Depending on who you listen to, marijuana is either a harmless, non-addictive drug that lets people relax, or a highly-addictive gateway drug to serious addiction. In this report, we cut through the propaganda and reveal the science behind marijuana. How does it really affect your brain? How do different ingestion methods affect marijuana's mood-altering powers? The science behind getting stoned.
In a tiny underground lab on the sprawling campus of Washington State University, Dr. Rebecca Craft carefully administers a controlled dose of tetrahydrocannabinol to an unsuspecting lab rat, then gently places it back in its small plastic cage. “Now we wait for an hour,” says the experimental psychology professor and department chair, who has been studying the effects of marijuana in various test subjects for more than ten years.
Tetrahydrocannabinol—better known as THC—is the infamous compound that causes the “high” feeling associated with using marijuana. Craft’s most recently published study focuses on the differences in the effects of THC on the sexes, a topic that, perhaps surprisingly, has seen very little research thus far. Most people who have looked at the pain relieving effects of cannabis and other drugs have almost exclusively used male rats, as females have cycling hormones that can interfere with results. Yet women not only make up more than half the population, they also experience many more types of pain than men.
Craft and her team gave male and female rats THC over a 9 day period and then observed their responses to a series of pain tests – seeing how much weight they would tolerate on their paw before pulling it away, and how long they would let their tails be dipped in 50°F water. The results were surprising. Female rats were not only more sensitive to the pain relieving drug than males, but they also built a much faster tolerance to the drug, needing more and more to achieve the same pain relief results. “These results may indicate that women have to be more careful in their marijuana usage in order to avoid becoming addicted.”
As one of a small cadre of researchers approved by the federal government to use cannabis, Dr. Craft views the recent legalization of marijuana in Washington and Colorado as a potential boon to a field that has progressed only very slowly since she first began her work. But she’s under no illusions that it will happen overnight. “The wheels of research turn very slowly,” she says as she inspects a rat for initial signs of influence. “My hope would be that not only on the Federal level would they be encourage more research, but also in the state of Washington that there would be more researchers who would pursue this.”
Craft is not alone in her concern over the lack of credible research into a substance that has been growing steadily in popularity and promises to only continue to be more widely used with changes to marijuana laws throughout the country. Denise Walker is Director of the University of Washington’s Innovative Program Research Group, the first in-depth marijuana treatment research center in the country, started in the mid-1980s by renowned marijuana addiction expert Roger Roffman. Walker and her colleagues’ biggest concern is the effect of increased marijuana usage among youths.
They recently developed a unique treatment intervention program—The Teen Marijuana Check-Up—in which they worked with local high school students who were heavy pot users.

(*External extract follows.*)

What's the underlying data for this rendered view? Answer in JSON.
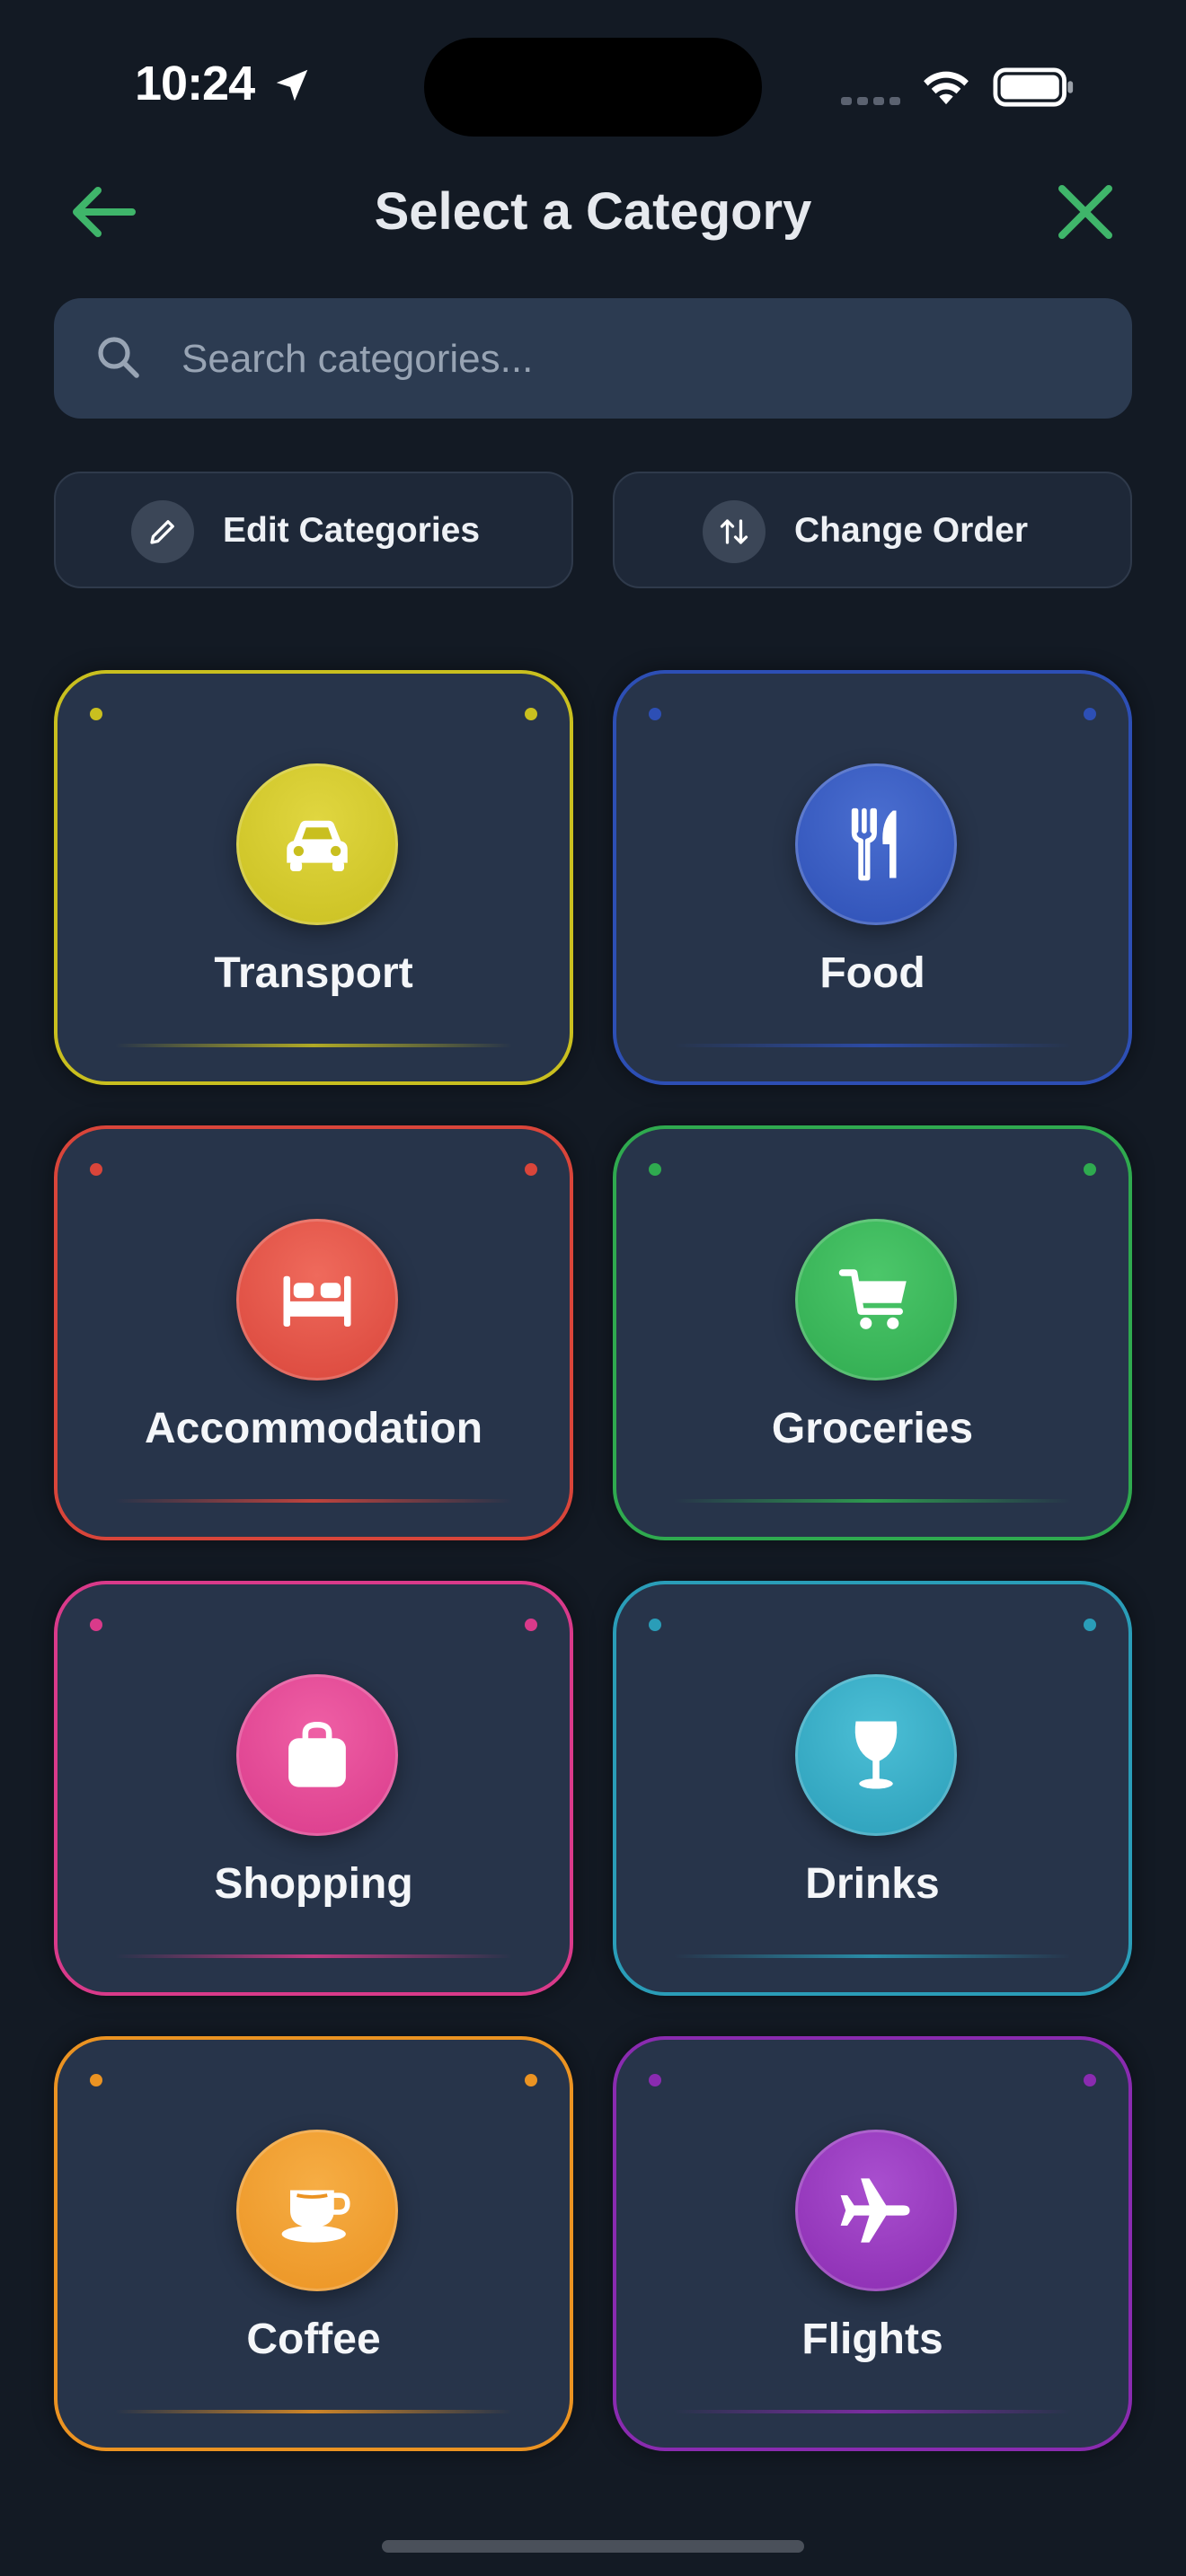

The teens voluntarily participated in a private, relaxed discussion about their usage and how it was affecting their lives. “It’s very different from how they usually arrive in a treatment setting, which is by force, either from their parents or from the juvenile justice system.” The results of their initial test program were stunning. “In just two visits, particpants reduced their usage, on average, from 39 days in a 60-day period to 32 or 31.”
Walker can’t help but imagine what could be achieved with this voluntary model over the course of a longer intervention. “Often times people are more motivated to change their behavior if it’s within their own free will and this intervention creates that opportunity. Unfortunately right now, looking at this kind of population and this drug from a treatment perspective – we’re like the only game in town.”
As the legalization and medicalization of marijuana gain steam throughout the country, Craft and Walker hope that state and federal government can strike a balance between understanding the effects of this substance better and preventing usage from spiraling out of control. But many users remain somewhat indifferent to the dearth of research out there. Jeff, 38, of Seattle trusts that any new science will only confirm what he already knows. “After twenty plus years of smoking every day and still doing well and feeling great, I mean this can’t be all that bad for me, right?” As the science of marijuana continues to develop, hopefully we can provide better answers to that question.
For more on the legalization of marijuana and its effects, check out the recent First Run Features Release ‘Evergreen’ produced and written by Nils Cowan:
A native of Calgary, Canada who cut his teeth in the documentary industry of Washington, D.C., Nils moved to the Pacific Northwest in 2009 after working on a National Park Service film about Mt. Rainier and falling in love with the area. He has been producing non-fiction content for thirteen years, from broadcast and independent documentaries to museum films and non-profit PSAs. One of his most recent films, 'Beyond the Visible’ which reveals the inner workings and transformational science of the Very Large Array Telescope in New Mexico, was just awarded the 2014 Cine Golden Eagle Award for non-fiction storytelling. Nils lives in Seattle with his wife and two kids.More stories by Nils Cowan